From: ON FAITH Newsweek.
By Rabbi Adin Steinsaltz
Many of your Jewish colleagues will not be at work on Rosh Hashanah and Yom Kippur – the “High Holidays.” They also will not be at the mall or the movies or any of the other places people often go to on a day off.
They will be engaging in a process that is at the core of this season in the Jewish calendar, but is actually a universal idea: the profound need to elevate ourselves from where we are, to look at our failings, and to resolve to do better. As we start a new year, we look at the old one, to see where we have been and to determine where we are going.
In Hebrew, this process is called teshuvah – “return” or “turning.” The process of teshuvah teaches us how to change our direction and change ourselves.
The awareness of the need for change may come upon us suddenly, as if someone shined a bright light into our eyes in the middle of the night and wrenched us out of a deep sleep. Or it may develop over time, like a sunrise that wakes us gradually, so that we cannot pinpoint exactly what time it was when our surroundings became clearly visible. It may emerge as a pervasive feeling of sinfulness, or it may reflect a more nagging sense that we are just not living up to what we expect of ourselves.
How do we deal with this feeling? We can try to ignore it, as we might ignore a splinter that causes us sharp pain, but only now and then. Or we can decide to look at it carefully and remove it, knowing that it will hurt more right now, but it will not cause us pain in the future.
If we want to remove this feeling of disquiet, we must look into our hearts and ask hard questions: What have we done wrong? What have we neglected to do? I am not talking about criminal acts; we do not have to look too hard to find them. I am talking about everyday transgressions: Have we misled our customers? Spread rumors about our neighbors? Showed disrespect to our parents? Spoken too harshly to our children? Whatever we have done, we must be willing to look at it and let ourselves experience a feeling of regret.
Regret is essential to teshuvah, but we cannot allow it to become so overwhelming that we give in to despair – “It’s no use; I can’t possibly change” – or try to drown our distress with alcohol, drugs, or mindless “entertainments.” We cannot bury it under excuses – “I can’t help it; it’s the way I am.” – or dismiss it as just part of being human: “No one is perfect. I’m OK; you’re OK.” We must feel regret and we must verbalize it: to ourselves, to God, and, as hard as it may be, to those we have hurt.
The feeling of regret tells us that we have begun to change, but how do we know the change we have made is real and lasting? We are facing a new direction, but where will we find the energy and the courage to begin our journey down the new path? The energy we need comes from our resolve to move away from who we were and come closer to being who we want to be. Whatever our resolutions, it will not be easy. If we allow ourselves to become complacent, we may fall into old habits or yield to new temptations.
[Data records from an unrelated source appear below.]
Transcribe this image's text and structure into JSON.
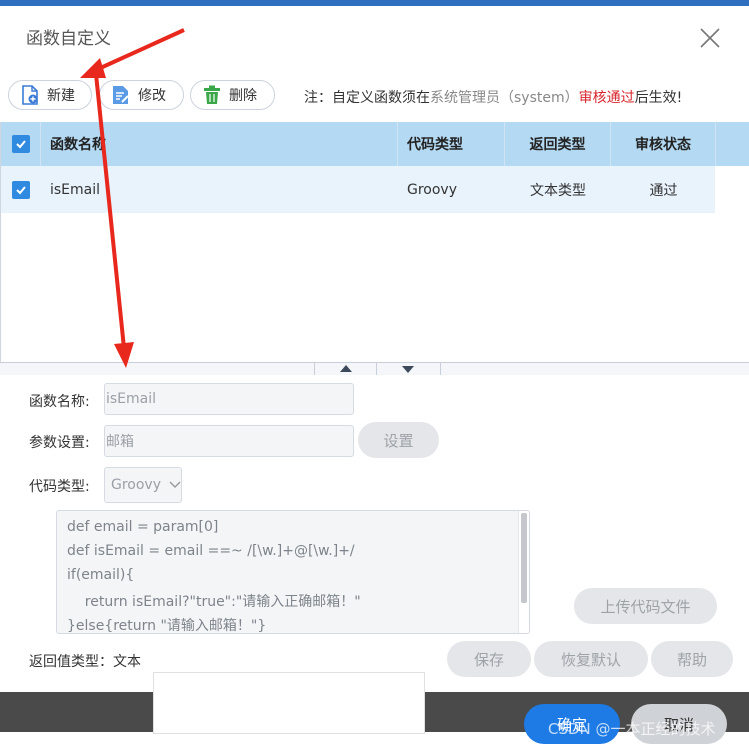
{
  "dialog": {
    "title": "函数自定义",
    "close_icon": "close-icon"
  },
  "toolbar": {
    "new_label": "新建",
    "edit_label": "修改",
    "delete_label": "删除",
    "note": {
      "prefix": "注：自定义函数须在",
      "admin": "系统管理员（system）",
      "approved": "审核通过",
      "suffix": "后生效!"
    }
  },
  "grid": {
    "columns": [
      "函数名称",
      "代码类型",
      "返回类型",
      "审核状态"
    ],
    "rows": [
      {
        "name": "isEmail",
        "code_type": "Groovy",
        "return_type": "文本类型",
        "status": "通过",
        "checked": true
      }
    ],
    "header_checked": true
  },
  "form": {
    "name_label": "函数名称:",
    "name_value": "isEmail",
    "params_label": "参数设置:",
    "params_value": "邮箱",
    "params_button": "设置",
    "code_type_label": "代码类型:",
    "code_type_value": "Groovy",
    "code_lines": [
      "def email = param[0]",
      "def isEmail = email ==~ /[\\w.]+@[\\w.]+/",
      "if(email){",
      "    return isEmail?\"true\":\"请输入正确邮箱！\"",
      "}else{return \"请输入邮箱！\"}"
    ],
    "upload_button": "上传代码文件",
    "return_label": "返回值类型：文本",
    "save_button": "保存",
    "restore_button": "恢复默认",
    "help_button": "帮助"
  },
  "footer": {
    "ok_button": "确定",
    "cancel_button": "取消",
    "watermark": "CSDN @一本正经的技术"
  },
  "colors": {
    "header_bg": "#b4d9f2",
    "row_bg": "#e8f3fc",
    "accent": "#1e7be5",
    "annotation_arrow": "#e8281d",
    "approved_text": "#d9272e"
  }
}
The process of teshuvah is never finished. It is a lifelong journey, an ongoing striving to do better and to be better, to do more to help our fellow Man and to come closer to God.
Our Sages tell us that the creation of teshuvah preceded the creation of the world. It is a process so powerful that it allows us to defy the laws of physics and suspend the linearity of time. Through teshuvah, we can change ourselves so much that the misdeeds of our past are erased – in some mystical way – because the person who committed them no longer exists.
Wherever we are, no matter how far we have fallen, the opportunity to repent and change is always there for every one of us. We do not need a fixed time – like the High Holidays – to tell us to examine our lives and resolve to do better. We can find the inspiration to begin this journey through the significant events in our lives – marriage, parenthood, the death of a loved one, even a new job.
In the High Holiday liturgy, we say “Turn us to you, O Lord, and we shall return…” God gives us the ability to see what we need to do and helps us along the way, but we must do our part if we are to return to Him and to our best selves.
If we begin today, we can change ourselves and the world.
Rabbi Adin Steinsaltz, an "On Faith" panelist, is a prolific teacher, ethicist, philosopher and social critic. He is the author of over 60 books, the latest of which, "Understanding the Tanya," is now available from Jossey Bass. For more information about Rabbi Steinsaltz, please visit www.steinsaltz.org